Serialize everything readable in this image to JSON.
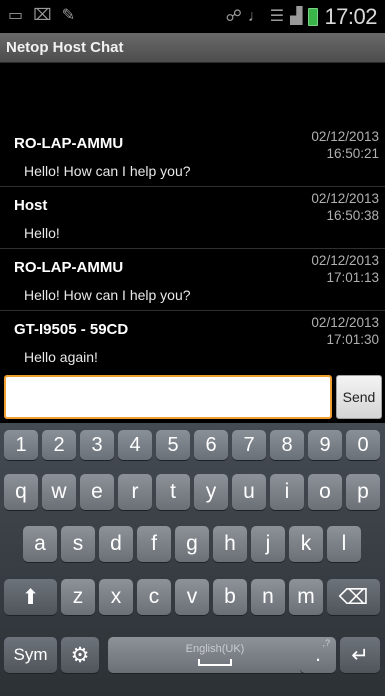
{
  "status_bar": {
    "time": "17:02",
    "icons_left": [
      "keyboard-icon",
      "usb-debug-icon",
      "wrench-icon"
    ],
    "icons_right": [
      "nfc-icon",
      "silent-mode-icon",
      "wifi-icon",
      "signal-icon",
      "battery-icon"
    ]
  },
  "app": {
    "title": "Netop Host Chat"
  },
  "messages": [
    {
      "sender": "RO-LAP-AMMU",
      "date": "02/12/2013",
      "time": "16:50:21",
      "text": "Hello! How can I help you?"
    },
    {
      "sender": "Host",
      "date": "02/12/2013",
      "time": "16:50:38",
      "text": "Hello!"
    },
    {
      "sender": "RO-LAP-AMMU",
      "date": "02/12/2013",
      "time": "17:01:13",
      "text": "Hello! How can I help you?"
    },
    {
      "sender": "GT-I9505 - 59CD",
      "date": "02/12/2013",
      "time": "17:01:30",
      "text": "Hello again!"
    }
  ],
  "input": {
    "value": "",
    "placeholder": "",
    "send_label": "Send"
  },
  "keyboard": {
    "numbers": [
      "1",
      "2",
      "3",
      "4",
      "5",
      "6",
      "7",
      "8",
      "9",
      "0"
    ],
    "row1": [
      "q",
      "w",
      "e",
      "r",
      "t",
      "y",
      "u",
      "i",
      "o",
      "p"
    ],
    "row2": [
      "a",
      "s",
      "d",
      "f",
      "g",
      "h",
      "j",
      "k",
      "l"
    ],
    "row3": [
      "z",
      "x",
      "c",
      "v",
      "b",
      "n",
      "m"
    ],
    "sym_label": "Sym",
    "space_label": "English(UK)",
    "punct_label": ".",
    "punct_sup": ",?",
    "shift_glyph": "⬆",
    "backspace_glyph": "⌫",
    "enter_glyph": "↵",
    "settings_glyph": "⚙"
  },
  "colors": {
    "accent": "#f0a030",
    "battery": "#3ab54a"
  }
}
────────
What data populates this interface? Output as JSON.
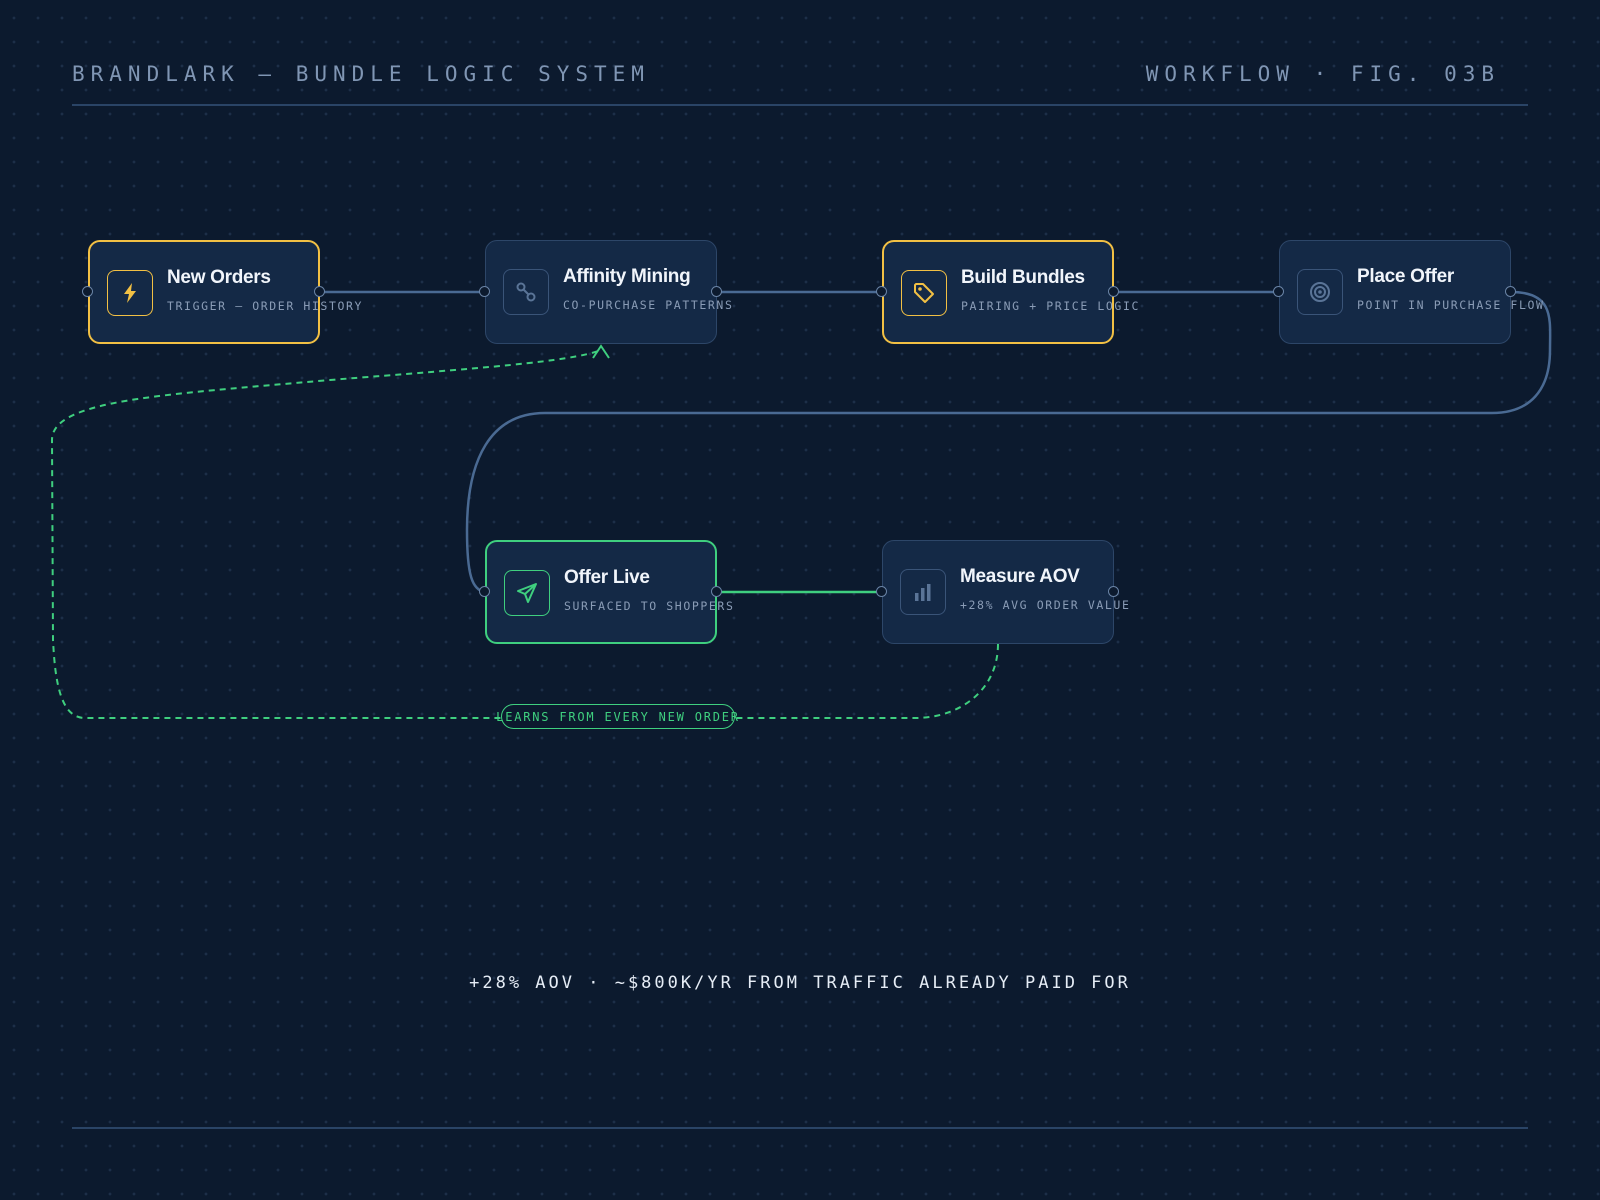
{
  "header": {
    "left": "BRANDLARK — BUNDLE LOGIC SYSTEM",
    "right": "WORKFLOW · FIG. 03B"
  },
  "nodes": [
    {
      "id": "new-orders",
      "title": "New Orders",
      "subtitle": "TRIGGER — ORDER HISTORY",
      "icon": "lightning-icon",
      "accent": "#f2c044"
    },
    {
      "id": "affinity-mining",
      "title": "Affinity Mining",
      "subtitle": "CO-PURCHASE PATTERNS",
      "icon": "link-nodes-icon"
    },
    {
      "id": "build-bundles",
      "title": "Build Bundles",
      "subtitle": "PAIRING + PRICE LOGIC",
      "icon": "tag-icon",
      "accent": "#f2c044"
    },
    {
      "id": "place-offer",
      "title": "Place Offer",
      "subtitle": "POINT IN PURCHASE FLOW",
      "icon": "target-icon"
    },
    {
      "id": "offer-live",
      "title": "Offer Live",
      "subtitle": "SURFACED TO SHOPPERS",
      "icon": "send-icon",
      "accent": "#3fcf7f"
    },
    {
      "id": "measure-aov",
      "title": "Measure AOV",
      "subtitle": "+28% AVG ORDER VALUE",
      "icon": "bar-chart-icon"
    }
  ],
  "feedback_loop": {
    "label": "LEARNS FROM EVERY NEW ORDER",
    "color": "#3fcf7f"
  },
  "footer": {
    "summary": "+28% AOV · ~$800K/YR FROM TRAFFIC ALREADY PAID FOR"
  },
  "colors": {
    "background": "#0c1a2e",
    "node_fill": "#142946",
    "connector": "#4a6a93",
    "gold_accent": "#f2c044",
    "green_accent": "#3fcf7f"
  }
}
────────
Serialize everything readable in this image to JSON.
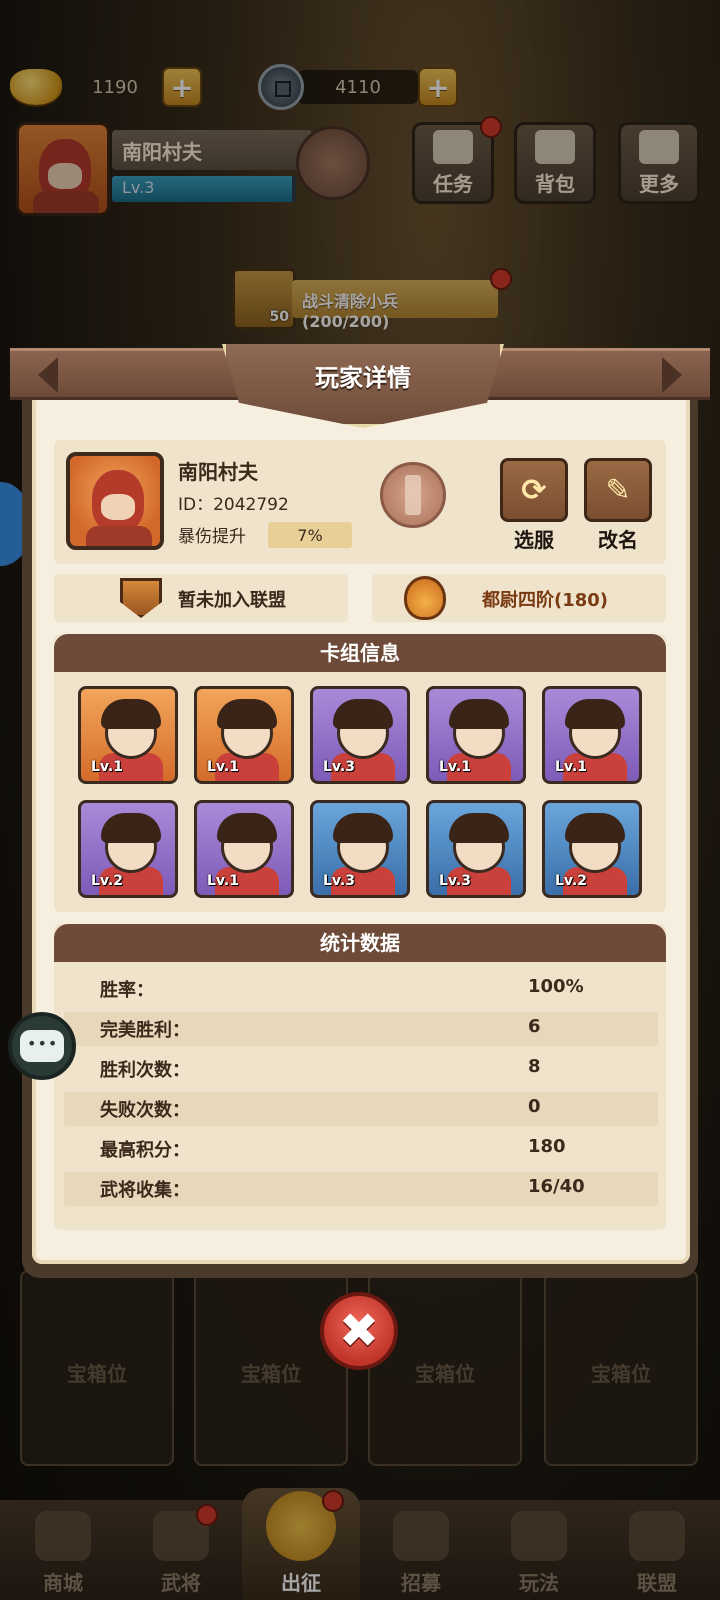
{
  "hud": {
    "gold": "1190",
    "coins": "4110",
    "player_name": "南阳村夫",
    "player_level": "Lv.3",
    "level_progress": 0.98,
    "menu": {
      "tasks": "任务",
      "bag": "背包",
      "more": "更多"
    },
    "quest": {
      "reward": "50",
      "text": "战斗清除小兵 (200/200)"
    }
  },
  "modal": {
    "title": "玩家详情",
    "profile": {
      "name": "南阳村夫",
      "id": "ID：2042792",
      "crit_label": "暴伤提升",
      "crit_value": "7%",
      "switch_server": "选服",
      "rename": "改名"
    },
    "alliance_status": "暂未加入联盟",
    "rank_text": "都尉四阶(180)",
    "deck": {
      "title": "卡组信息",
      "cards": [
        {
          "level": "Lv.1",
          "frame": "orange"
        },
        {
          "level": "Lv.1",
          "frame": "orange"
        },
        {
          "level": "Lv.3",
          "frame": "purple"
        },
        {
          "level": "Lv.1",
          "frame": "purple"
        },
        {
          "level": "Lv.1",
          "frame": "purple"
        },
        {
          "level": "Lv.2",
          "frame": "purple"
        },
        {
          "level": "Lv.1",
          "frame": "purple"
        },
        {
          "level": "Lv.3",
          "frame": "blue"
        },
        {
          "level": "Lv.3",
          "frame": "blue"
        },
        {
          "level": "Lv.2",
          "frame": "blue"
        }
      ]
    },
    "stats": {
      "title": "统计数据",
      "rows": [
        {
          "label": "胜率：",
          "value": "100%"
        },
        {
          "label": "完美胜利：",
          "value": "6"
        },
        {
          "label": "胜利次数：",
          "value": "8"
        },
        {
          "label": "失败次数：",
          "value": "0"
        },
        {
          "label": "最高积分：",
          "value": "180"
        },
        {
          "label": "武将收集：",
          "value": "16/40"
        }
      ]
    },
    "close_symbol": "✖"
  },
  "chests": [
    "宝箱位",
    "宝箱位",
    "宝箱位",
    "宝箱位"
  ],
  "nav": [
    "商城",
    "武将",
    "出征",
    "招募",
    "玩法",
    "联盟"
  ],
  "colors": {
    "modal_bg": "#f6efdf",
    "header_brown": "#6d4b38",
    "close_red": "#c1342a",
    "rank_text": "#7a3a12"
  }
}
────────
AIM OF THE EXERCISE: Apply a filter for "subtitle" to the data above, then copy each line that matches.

ANSWER SECTION:
      "subtitle": "TRIGGER — ORDER HISTORY",
      "subtitle": "CO-PURCHASE PATTERNS",
      "subtitle": "PAIRING + PRICE LOGIC",
      "subtitle": "POINT IN PURCHASE FLOW",
      "subtitle": "SURFACED TO SHOPPERS",
      "subtitle": "+28% AVG ORDER VALUE",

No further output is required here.